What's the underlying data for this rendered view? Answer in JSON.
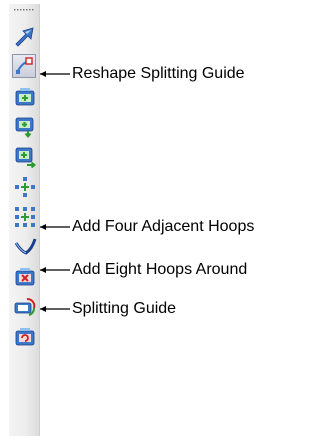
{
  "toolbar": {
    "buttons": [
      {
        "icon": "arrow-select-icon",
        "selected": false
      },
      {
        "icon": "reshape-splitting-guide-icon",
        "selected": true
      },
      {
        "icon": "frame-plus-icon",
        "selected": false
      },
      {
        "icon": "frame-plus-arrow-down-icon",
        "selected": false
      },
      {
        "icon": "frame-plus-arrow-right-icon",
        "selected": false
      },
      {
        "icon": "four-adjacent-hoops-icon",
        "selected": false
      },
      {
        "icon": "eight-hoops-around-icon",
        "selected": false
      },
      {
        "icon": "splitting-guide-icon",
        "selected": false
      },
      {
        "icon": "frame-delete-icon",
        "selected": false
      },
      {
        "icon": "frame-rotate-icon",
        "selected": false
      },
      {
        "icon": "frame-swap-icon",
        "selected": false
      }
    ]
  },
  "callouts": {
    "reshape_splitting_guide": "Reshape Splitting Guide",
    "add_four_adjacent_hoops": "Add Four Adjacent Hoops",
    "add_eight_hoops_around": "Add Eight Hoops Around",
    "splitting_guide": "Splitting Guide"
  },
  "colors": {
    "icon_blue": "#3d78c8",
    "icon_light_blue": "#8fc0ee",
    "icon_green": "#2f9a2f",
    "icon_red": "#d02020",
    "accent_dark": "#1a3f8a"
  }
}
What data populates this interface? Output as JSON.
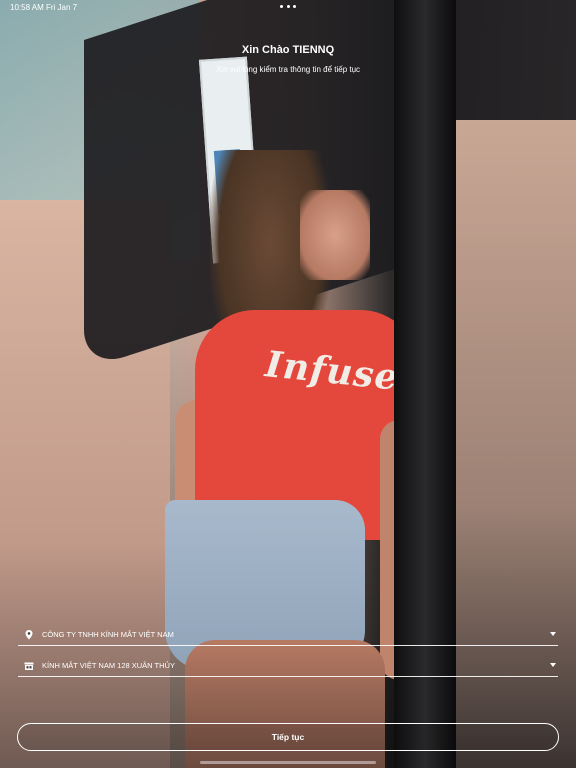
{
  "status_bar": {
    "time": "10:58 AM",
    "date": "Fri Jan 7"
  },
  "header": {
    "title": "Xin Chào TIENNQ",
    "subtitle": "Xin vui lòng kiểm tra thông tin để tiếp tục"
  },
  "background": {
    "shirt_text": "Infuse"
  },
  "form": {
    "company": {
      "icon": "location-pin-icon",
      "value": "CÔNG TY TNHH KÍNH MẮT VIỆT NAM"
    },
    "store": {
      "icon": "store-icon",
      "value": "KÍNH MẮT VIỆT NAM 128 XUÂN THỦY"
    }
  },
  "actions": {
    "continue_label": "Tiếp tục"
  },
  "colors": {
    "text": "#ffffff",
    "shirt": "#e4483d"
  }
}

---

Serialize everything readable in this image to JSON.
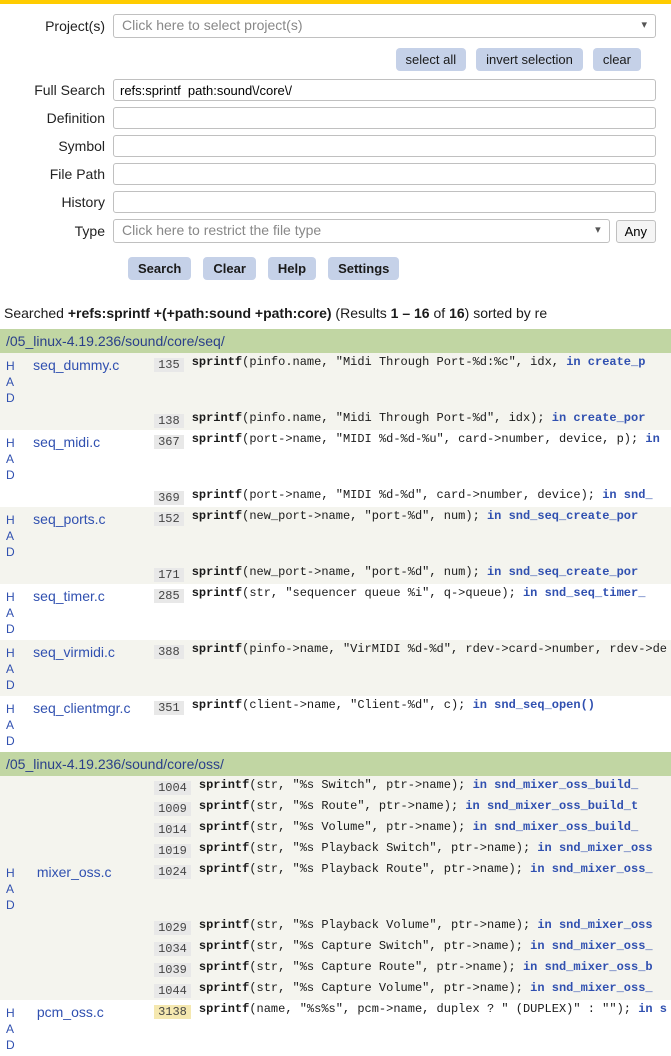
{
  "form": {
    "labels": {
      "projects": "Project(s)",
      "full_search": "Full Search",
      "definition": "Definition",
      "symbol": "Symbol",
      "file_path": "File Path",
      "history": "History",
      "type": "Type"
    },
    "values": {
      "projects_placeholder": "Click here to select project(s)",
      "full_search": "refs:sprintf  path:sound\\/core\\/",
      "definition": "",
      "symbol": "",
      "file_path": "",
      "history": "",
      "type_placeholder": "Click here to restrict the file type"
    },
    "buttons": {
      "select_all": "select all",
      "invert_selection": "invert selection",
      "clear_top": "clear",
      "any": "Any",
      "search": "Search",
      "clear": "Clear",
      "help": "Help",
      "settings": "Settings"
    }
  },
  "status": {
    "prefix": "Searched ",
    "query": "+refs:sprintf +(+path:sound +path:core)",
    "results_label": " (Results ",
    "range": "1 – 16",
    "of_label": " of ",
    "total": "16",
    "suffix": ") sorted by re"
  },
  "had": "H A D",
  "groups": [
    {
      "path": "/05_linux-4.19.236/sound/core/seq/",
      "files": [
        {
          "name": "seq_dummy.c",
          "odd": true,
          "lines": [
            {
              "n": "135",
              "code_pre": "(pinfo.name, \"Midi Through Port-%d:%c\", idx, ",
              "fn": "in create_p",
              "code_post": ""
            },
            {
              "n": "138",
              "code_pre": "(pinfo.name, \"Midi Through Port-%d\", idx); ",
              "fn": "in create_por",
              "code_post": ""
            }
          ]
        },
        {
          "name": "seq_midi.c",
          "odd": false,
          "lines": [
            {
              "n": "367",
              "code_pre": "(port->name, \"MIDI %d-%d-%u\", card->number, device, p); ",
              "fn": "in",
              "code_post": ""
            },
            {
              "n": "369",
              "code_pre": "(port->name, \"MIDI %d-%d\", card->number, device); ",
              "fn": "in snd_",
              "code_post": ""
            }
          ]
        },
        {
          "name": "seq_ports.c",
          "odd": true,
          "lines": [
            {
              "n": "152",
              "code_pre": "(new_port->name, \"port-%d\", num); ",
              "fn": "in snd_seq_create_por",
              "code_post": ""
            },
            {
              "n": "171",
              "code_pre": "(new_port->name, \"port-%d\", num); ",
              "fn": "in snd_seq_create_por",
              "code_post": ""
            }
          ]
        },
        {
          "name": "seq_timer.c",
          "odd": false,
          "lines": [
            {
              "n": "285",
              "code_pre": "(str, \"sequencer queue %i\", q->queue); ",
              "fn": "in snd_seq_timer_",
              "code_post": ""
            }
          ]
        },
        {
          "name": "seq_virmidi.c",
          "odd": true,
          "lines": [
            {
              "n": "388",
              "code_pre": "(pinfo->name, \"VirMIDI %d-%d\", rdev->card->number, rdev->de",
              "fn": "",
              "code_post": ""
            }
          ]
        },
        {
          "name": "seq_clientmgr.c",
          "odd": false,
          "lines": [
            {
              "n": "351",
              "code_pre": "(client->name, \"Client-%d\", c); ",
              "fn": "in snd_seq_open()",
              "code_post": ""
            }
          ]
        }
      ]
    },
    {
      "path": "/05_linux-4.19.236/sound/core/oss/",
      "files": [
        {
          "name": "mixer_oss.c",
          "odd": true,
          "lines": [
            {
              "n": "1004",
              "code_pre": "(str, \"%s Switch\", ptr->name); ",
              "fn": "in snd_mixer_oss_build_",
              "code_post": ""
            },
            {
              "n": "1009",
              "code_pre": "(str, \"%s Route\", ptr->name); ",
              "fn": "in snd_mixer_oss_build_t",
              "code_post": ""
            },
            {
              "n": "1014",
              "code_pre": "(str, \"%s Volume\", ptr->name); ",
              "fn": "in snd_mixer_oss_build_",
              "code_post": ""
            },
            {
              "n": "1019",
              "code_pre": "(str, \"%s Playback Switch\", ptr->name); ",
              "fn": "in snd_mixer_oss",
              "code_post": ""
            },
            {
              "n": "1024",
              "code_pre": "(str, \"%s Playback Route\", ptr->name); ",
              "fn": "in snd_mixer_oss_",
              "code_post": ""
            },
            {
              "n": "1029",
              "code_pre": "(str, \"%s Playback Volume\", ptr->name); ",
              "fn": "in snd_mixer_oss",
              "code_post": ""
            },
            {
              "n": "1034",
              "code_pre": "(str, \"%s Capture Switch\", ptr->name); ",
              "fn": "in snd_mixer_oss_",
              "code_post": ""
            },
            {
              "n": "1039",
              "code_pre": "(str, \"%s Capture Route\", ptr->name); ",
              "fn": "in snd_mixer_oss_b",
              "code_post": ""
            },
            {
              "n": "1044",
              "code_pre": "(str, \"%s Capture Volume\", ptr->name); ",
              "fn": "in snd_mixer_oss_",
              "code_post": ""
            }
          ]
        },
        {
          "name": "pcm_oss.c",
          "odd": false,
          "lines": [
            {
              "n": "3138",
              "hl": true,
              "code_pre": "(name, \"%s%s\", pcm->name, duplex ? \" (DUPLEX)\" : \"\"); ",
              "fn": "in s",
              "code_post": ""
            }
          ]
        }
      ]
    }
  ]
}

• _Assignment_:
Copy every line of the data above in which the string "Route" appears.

• _Reply_:
              "code_pre": "(str, \"%s Route\", ptr->name); ",
              "code_pre": "(str, \"%s Playback Route\", ptr->name); ",
              "code_pre": "(str, \"%s Capture Route\", ptr->name); ",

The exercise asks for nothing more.